“I have to concentrate pretty hard on a stiff straight face because these recruits are obviously scared as hell on their first charge and I can’t get over the fact that it’s not me in their boots.”
As we’ll see , the beginning of October ’52 was rich in events. One of the highlights of that month was the attendance of Major-General A.B. Perry, No. 13 of the original class of 18, at a memorial service held at RMC during a weekend that would also see the largest parade in the college’s history, parade which would be reviewed by Brig. J.M. Rockingham.
It was a long sleepy day for the 4 above mentioned cadets – too much weekend. Pete Chisholm + I hold our first orderly room cases. I have to concentrate pretty hard on a stiff straight face because these recruits are obviously scared as hell on their first charge and I can’t get over the fact that it’s not me in their boots. All our recruits are pretty keen with three or four exceptions.
2 Oct 52
Another wing drill parade after classes. We have only had two now and badly need drill for the opening ceremonial parade. The worst flight from the standpoint of spirit, will to make a good show, or whatever you want to call it, is the third year flight. They’ve had little or no drill all summer I suppose, little responsibility on parade.
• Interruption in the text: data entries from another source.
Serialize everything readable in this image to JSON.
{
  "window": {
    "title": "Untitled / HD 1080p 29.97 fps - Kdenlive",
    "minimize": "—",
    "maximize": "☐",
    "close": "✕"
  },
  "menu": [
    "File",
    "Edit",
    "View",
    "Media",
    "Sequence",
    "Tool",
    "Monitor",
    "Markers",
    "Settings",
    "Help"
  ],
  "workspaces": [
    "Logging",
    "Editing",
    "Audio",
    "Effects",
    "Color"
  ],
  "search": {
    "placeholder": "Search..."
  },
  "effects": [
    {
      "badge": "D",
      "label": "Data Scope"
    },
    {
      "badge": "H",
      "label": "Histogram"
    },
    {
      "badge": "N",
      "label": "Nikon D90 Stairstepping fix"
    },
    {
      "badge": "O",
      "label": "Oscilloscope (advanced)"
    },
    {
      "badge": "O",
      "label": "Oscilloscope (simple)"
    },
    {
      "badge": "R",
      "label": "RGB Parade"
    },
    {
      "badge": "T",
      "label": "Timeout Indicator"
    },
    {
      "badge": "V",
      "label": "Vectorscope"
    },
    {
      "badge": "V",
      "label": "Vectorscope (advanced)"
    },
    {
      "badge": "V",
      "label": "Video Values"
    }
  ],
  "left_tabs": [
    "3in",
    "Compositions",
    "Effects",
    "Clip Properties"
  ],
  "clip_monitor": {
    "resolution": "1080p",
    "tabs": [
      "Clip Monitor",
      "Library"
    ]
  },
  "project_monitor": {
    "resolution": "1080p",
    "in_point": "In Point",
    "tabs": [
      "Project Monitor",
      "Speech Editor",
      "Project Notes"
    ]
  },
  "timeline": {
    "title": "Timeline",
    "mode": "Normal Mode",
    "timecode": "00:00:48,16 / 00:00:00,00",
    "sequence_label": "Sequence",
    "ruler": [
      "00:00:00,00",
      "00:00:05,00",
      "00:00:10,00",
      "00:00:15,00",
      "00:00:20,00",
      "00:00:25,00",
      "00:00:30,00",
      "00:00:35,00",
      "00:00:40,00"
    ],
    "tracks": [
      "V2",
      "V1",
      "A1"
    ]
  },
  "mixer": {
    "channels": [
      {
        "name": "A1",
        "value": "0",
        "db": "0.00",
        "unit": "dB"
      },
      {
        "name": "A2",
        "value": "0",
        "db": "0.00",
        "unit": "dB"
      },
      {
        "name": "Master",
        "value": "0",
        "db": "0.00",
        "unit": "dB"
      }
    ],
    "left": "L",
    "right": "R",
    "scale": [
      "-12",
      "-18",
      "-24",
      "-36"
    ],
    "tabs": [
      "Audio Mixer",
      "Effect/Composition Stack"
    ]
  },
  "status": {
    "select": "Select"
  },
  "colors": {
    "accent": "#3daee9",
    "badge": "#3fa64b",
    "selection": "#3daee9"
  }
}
Recruits have what they lack but just haven’t got the drill experience.
3 Oct 52
With the arrival of the RCR Band, we have realized that tomorrow is really going to be the opening day. The “dress rehearsal” after classes showed that we could stand a lot of improvement. Mr. Coggins was there too in his inimitable way. His wife who we all know has been a helpless invalid for years now died two days ago and her funeral was yesterday. I’m sure he’ll lose something of that strained look he used to have at times. After the parade I got a working party of recruits and we started putting down the lines on the rugby field. By 1900 it was pretty dark so we stopped.
This morning early we found that some of the lines we put down last night were in the wrong places and some terribly curved. So the lime had to be whisked away with brooms. We finally got the field well laid out. Parade was at 1100, a two hour one. Tony Hampson made several slips, but it’s his first big parade. The whole show was much better than yesterday’s practice. Brig. Rockingham had muttered an “inspiring” address after the prize giving. He cuts quite a swath with his long crooked cane. Mother & Dad arrived in time to see the parade and came out for the rugby game with McGill Indians in the afternoon. There was a tremendous wind blowing which our team took advantage of to win 21-2. Donny played a very good game and no doubt will go to Halifax. We had dinner at the Fort Henry Hotel with Mr. & Mrs. McDougall and then Dad wanted to see Don so we came back to the College & I buzzed off to our class wiener roast. It’s really been a full day!
5 Oct 52
Church parade this morning was very good – Col. Bannister gave one of the best sermons I’ve ever heard him preach – on intolerance. The ex-cadets fell in and marched up to the arch with perhaps 30 from the class of ’52 at the extreme end of the column. Then Fritz, Rev & I went in for a feast at McDougall’s where we gorged ourselves. Tonight we saw some shots from the movie they were making here last year. It was so badly cut there was no continuity or story and a lot of the part remaining was pretty horrible.